(Beginning of Dataset records)

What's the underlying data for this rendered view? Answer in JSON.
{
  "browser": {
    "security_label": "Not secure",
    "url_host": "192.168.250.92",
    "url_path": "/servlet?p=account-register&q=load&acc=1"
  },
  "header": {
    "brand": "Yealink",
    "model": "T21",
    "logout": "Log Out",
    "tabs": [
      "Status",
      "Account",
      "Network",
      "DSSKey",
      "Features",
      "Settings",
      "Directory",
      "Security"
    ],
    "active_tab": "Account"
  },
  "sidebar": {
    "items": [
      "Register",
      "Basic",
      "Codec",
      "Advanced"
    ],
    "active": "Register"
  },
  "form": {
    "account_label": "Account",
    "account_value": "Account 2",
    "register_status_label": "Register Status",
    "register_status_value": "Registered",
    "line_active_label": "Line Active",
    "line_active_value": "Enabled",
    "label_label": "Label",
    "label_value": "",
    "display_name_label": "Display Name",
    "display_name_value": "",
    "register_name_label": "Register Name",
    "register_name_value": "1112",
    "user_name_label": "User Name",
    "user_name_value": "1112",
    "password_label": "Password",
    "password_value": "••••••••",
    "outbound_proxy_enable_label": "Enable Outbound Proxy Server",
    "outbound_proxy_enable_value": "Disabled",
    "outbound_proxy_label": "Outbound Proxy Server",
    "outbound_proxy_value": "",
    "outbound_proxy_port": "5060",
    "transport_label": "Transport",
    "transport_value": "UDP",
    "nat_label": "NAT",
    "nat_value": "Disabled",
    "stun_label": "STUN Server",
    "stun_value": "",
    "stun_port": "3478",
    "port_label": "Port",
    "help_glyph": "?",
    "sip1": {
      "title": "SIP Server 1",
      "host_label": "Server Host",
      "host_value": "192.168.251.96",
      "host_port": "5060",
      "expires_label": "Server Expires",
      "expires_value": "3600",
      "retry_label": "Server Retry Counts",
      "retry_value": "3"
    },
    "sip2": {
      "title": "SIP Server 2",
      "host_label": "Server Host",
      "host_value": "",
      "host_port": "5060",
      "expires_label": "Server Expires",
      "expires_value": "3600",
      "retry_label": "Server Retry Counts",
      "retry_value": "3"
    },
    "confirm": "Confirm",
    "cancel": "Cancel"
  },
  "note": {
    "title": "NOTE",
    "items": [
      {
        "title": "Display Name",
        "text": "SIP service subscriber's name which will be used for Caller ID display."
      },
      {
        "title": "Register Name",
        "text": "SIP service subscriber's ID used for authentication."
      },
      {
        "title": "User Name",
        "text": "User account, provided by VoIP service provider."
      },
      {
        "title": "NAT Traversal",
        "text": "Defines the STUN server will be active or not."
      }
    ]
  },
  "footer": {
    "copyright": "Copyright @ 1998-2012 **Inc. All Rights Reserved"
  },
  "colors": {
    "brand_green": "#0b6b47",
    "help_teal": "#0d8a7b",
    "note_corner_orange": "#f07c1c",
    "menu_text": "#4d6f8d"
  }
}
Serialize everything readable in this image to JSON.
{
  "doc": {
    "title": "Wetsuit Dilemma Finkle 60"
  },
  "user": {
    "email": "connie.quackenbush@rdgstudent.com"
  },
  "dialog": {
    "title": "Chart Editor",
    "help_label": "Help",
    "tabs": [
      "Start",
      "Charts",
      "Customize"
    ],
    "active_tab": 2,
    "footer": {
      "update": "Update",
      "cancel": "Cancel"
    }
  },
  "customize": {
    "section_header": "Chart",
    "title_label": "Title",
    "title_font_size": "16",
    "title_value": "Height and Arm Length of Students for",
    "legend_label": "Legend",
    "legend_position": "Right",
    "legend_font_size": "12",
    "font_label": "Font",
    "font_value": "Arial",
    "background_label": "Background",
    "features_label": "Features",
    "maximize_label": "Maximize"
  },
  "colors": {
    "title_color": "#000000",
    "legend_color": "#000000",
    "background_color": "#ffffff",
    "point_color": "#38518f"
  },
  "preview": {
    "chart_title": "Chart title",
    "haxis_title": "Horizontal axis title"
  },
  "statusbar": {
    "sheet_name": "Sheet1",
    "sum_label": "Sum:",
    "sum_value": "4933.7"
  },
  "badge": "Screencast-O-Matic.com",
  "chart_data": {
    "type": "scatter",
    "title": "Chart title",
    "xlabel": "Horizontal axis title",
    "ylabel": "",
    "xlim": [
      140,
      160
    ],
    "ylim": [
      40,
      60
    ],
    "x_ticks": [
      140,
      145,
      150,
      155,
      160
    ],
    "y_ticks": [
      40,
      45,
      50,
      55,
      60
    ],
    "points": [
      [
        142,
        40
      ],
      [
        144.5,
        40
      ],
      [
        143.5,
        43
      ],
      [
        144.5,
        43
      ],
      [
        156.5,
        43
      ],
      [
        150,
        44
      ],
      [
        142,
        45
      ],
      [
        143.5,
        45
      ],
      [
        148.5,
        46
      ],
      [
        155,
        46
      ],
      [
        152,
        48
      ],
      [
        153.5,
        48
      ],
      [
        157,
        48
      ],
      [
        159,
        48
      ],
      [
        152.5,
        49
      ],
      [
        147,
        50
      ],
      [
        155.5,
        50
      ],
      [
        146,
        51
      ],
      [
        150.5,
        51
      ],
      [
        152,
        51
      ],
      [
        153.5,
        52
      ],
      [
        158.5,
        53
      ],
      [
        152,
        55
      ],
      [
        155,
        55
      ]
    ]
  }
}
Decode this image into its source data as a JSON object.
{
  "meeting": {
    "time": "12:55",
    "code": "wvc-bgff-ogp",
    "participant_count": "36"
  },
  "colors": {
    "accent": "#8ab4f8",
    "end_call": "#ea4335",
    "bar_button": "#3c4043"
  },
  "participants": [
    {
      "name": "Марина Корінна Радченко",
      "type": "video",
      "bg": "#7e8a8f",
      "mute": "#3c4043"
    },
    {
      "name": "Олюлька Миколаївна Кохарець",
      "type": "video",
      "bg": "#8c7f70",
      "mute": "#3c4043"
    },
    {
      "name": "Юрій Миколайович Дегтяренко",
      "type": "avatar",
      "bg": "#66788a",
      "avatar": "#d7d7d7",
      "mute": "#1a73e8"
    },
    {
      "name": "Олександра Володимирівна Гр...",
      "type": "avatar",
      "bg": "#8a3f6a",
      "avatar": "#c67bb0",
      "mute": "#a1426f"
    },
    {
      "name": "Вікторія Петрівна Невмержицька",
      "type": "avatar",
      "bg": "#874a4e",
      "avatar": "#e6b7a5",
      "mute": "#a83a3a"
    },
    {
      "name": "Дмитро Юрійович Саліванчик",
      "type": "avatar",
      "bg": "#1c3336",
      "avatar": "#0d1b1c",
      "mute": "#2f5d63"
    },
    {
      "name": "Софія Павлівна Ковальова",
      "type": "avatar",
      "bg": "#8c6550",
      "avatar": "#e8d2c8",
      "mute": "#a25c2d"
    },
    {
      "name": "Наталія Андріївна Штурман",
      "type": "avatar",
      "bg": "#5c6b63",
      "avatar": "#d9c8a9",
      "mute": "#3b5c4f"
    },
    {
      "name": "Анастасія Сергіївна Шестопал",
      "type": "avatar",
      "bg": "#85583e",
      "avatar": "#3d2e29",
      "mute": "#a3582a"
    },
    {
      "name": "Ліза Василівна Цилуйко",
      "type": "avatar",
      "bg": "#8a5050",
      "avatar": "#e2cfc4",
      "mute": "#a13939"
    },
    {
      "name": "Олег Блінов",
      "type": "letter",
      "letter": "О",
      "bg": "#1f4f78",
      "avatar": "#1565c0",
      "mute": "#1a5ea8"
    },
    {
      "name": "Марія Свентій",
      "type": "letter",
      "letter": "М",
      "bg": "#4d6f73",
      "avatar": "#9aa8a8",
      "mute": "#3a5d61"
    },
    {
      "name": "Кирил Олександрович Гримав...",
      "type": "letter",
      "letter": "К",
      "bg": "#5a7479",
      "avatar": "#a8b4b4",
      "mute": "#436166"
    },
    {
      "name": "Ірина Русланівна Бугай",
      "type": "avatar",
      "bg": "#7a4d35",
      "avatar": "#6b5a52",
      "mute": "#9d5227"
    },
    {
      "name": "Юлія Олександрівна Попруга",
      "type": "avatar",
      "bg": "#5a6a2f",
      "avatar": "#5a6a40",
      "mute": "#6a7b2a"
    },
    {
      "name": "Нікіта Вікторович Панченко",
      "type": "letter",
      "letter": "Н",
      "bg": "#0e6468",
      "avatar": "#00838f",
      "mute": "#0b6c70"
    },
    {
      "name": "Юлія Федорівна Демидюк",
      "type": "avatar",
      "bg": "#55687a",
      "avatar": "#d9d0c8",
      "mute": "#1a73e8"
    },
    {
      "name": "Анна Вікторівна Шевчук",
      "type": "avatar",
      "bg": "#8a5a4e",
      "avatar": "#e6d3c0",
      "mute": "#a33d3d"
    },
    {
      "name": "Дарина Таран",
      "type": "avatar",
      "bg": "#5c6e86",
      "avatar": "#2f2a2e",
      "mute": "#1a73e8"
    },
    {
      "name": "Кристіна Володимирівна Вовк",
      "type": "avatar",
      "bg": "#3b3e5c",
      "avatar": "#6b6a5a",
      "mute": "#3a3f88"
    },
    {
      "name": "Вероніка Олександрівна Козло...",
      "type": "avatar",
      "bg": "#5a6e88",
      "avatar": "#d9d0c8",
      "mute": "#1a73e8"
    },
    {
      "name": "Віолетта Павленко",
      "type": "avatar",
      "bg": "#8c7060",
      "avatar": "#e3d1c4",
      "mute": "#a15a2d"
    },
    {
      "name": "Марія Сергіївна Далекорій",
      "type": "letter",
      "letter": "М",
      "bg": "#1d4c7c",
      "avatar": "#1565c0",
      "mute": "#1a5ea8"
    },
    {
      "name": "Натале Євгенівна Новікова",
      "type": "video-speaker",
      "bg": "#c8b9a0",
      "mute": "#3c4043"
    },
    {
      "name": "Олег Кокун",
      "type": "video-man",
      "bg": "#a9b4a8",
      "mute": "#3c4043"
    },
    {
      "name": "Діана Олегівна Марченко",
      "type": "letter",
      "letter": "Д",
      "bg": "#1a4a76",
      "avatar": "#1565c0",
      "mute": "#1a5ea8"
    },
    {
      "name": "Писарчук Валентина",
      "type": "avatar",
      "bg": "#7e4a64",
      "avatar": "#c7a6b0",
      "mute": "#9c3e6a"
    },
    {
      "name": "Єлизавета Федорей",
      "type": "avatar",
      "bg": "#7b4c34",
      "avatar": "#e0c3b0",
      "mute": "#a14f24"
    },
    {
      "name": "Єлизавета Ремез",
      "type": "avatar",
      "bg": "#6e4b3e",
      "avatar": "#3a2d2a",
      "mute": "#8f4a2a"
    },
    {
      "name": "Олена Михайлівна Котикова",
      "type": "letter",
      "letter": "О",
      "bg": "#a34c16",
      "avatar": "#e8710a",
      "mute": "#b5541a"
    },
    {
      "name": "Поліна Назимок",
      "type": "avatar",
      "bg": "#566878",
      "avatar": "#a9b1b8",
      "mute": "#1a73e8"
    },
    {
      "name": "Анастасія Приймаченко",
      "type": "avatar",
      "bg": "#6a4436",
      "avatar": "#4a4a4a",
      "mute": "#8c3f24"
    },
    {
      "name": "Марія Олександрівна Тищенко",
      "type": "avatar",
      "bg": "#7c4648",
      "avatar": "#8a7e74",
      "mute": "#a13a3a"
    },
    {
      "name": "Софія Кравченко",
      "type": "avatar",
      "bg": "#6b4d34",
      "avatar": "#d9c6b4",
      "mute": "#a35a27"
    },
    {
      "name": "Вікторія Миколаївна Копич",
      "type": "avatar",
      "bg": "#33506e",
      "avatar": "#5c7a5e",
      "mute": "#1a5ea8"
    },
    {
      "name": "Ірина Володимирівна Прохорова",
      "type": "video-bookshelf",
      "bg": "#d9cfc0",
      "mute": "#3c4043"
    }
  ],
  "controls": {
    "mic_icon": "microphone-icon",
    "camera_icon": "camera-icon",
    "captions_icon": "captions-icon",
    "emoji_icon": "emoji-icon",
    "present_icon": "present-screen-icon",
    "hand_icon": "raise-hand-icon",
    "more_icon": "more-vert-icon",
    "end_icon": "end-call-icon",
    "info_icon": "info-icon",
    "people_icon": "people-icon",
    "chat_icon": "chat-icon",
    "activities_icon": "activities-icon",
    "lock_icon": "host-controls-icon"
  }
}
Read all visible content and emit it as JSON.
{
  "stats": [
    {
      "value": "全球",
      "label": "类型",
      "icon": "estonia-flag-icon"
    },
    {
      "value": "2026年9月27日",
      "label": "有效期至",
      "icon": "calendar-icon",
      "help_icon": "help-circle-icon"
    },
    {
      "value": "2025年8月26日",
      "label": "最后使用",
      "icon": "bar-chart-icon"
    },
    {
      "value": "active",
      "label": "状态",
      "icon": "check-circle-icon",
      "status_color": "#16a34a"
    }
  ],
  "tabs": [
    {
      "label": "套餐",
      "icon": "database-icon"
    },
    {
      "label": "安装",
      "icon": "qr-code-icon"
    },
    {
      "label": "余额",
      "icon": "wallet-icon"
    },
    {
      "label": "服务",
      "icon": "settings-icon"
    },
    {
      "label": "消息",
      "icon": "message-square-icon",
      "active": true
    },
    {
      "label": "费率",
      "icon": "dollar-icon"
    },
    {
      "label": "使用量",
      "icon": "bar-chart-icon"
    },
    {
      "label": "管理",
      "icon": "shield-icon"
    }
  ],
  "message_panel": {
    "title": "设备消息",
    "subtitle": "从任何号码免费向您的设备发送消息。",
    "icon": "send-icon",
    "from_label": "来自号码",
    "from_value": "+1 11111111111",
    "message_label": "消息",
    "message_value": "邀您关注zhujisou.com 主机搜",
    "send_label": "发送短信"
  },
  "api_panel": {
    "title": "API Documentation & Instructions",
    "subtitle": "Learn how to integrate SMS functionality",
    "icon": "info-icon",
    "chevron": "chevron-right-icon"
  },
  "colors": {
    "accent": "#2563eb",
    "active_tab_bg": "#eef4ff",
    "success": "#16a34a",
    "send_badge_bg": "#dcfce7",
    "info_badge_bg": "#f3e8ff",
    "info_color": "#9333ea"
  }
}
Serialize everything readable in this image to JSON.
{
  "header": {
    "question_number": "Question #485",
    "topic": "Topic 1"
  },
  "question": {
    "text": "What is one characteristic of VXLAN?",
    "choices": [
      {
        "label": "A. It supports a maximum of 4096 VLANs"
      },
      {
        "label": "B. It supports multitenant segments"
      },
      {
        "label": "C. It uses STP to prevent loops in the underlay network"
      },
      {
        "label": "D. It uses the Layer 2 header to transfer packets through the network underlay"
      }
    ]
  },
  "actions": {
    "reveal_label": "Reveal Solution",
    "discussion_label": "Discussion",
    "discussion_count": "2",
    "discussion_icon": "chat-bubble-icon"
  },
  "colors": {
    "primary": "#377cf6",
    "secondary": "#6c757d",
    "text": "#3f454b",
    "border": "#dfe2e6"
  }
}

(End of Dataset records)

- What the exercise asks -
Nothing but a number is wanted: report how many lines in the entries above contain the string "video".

- Your response -
5